While he is actually drawing and painting Omer Pasha – and it takes some time till we get to that point – we follow the thoughts of both men. Karas is in something of a trance, focussing entirely on his work and unconcerned about the overweening power of his subject. Pasha, meanwhile, is initially furious that the painter – a mere painter – is not showing the respect that he, Pasha, merits. However, he gradually calms down and gradually drifts into his own daydream, namely his early life, about which we learn his own perception of himself, and also how and why he left Austria.
Another example concerns Ahmet Aga, who works for the Pasha. What his exact title is, is not clear but we do know that one of his roles is procuring young girls and boys for the sexually ravenous Pasha (despite the fact that his wife is there). Ahmet Aga is a hard man but even he is disgusted by this work he has to do.
One of the stories ends in tragedy when one of the Pasha’s staff falls in love with a woman, who rejects him out of hand. Things go from bad to worse and the whole business ends tragically.
Bosnia is left almost destitute by the actions of Omer Pasha and his men but he seems indifferent to this. Eventually, of course he leaves. Surprisingly, this is a bad time for him, When he is called up to suppress a rebellion, the Sultan and other Istanbul dignitaries praise and shower him with gifts. However, as the rebellion is gradually suppressed, the praise is reduced and tongues start wagging. He soon falls out of favour, till the next time he is needed.
While there is not a unifying plot to this book, except, of course, for the stay of the Pasha and his troops in Bosnia and their actions while there, we do learn a lot about various individuals and also about the Pasha himself. Andrić was Bosnian so he clearly is not objective in his telling. We learn that not only is the Pasha a turncoat, a sexual monster and devious, His policy is deceit.
He kept to the unwritten Istanbul principle, which he had brought to perfection: for the lie to be complete and useful as an instrument in the battle, the truth had to be hidden, nothing should be definitive or dependable. Thus everything would remain uncertain, everything could always be revoked or altered, even what had been said, formally promised or signed, even if it had been carried out.
Morality is not to be found. His wife, who has good reason to condemn him, says Yes, killing and lechery! Because everything in this house is infected with foul, profane lechery: timber and stone and every last rag; bread and water and air are infected with it; and lechery kills, it must kill, for it’s the same as death, unnatural, shameful.
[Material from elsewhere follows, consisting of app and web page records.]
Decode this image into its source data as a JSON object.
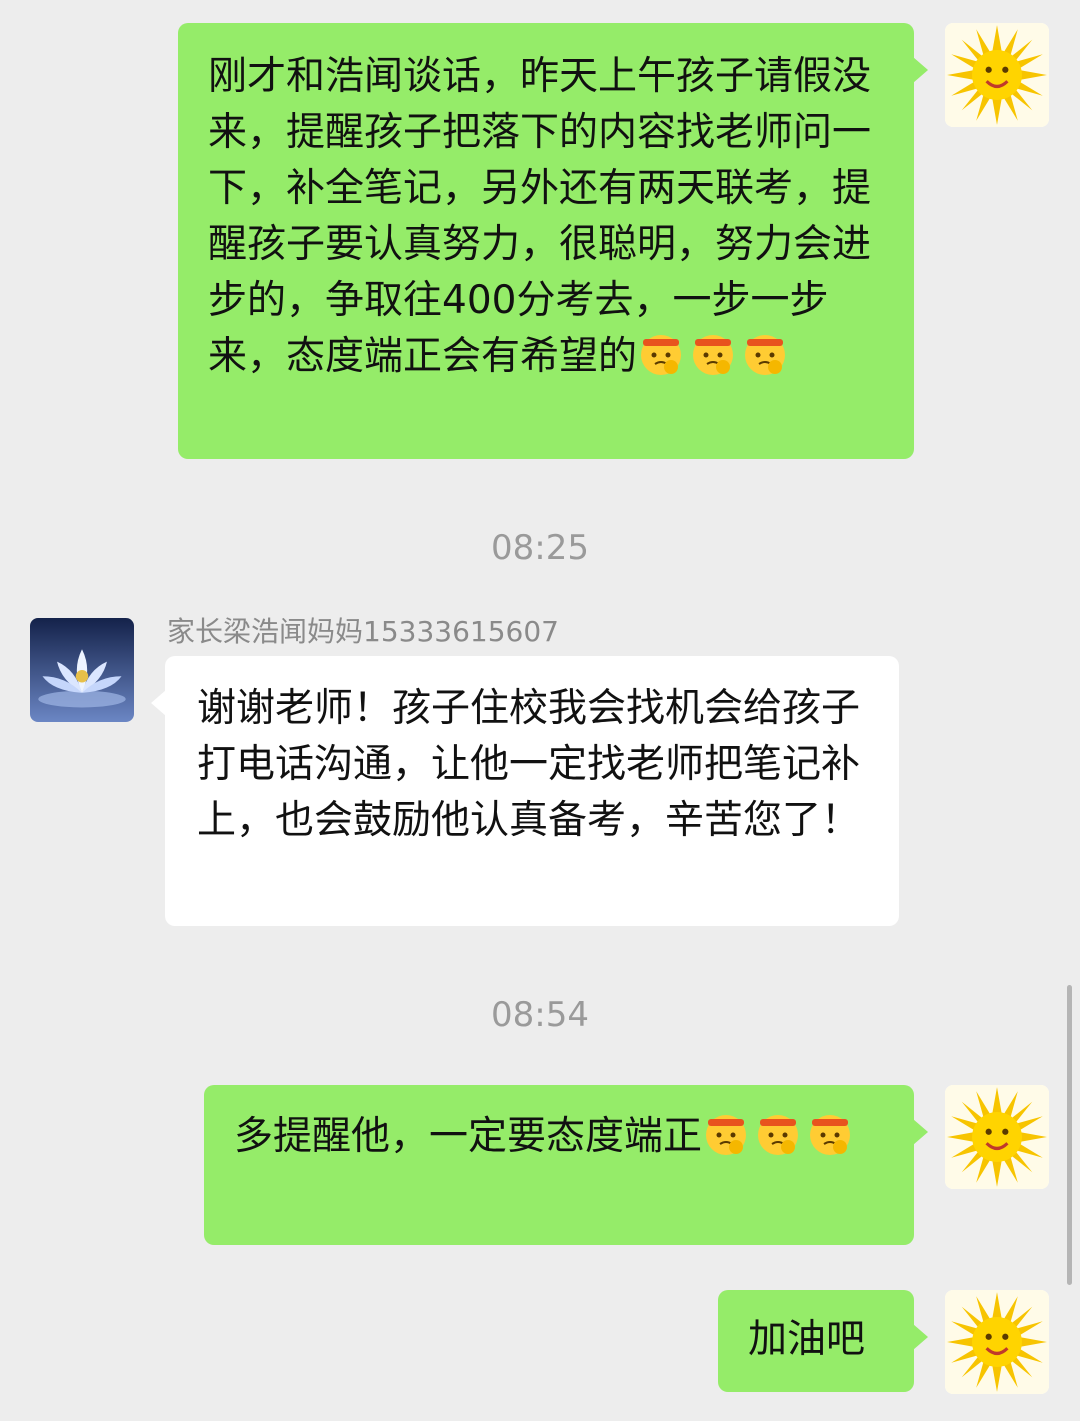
{
  "messages": [
    {
      "side": "mine",
      "text": "刚才和浩闻谈话，昨天上午孩子请假没来，提醒孩子把落下的内容找老师问一下，补全笔记，另外还有两天联考，提醒孩子要认真努力，很聪明，努力会进步的，争取往400分考去，一步一步来，态度端正会有希望的",
      "emojis": [
        "determined-emoji",
        "determined-emoji",
        "determined-emoji"
      ],
      "avatar": "sun-avatar"
    },
    {
      "time": "08:25"
    },
    {
      "side": "theirs",
      "sender": "家长梁浩闻妈妈15333615607",
      "text": "谢谢老师！孩子住校我会找机会给孩子打电话沟通，让他一定找老师把笔记补上，也会鼓励他认真备考，辛苦您了！",
      "avatar": "lotus-avatar"
    },
    {
      "time": "08:54"
    },
    {
      "side": "mine",
      "text": "多提醒他，一定要态度端正",
      "emojis": [
        "determined-emoji",
        "determined-emoji",
        "determined-emoji"
      ],
      "avatar": "sun-avatar"
    },
    {
      "side": "mine",
      "text": "加油吧",
      "avatar": "sun-avatar"
    }
  ],
  "colors": {
    "mine_bubble": "#95ec69",
    "theirs_bubble": "#ffffff",
    "background": "#ededed"
  }
}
Gossip is the order of the day: an invisible web of intrigue, slander, whispering and, particularly malicious gossip was constantly being woven, tangled, untangled and woven anew. In short, for Andrić, the Pasha was not good for Bosnia and probably not good for the Ottoman Empire.
While not perhaps of the same calibre as his earlier works, this is still a fine novel, not least for giving us a detailed portrait of nineteenth century Bosnia under occupation. It is full of colourful stories. We learn that many of the people who support the Ottoman Empire – the Pasha, his wife, the painter and many of his staff – are not Turks but originally come from the West, or at least from Europe. We learn that morality was low, that lying, deceit and hypocrisy have been around for many years and that Eastern Europe has had a long history of suffering.
First published 1976 by Svjetlost
First published in English 2018 by New York Review Books
Translated by Celia Hawkesworth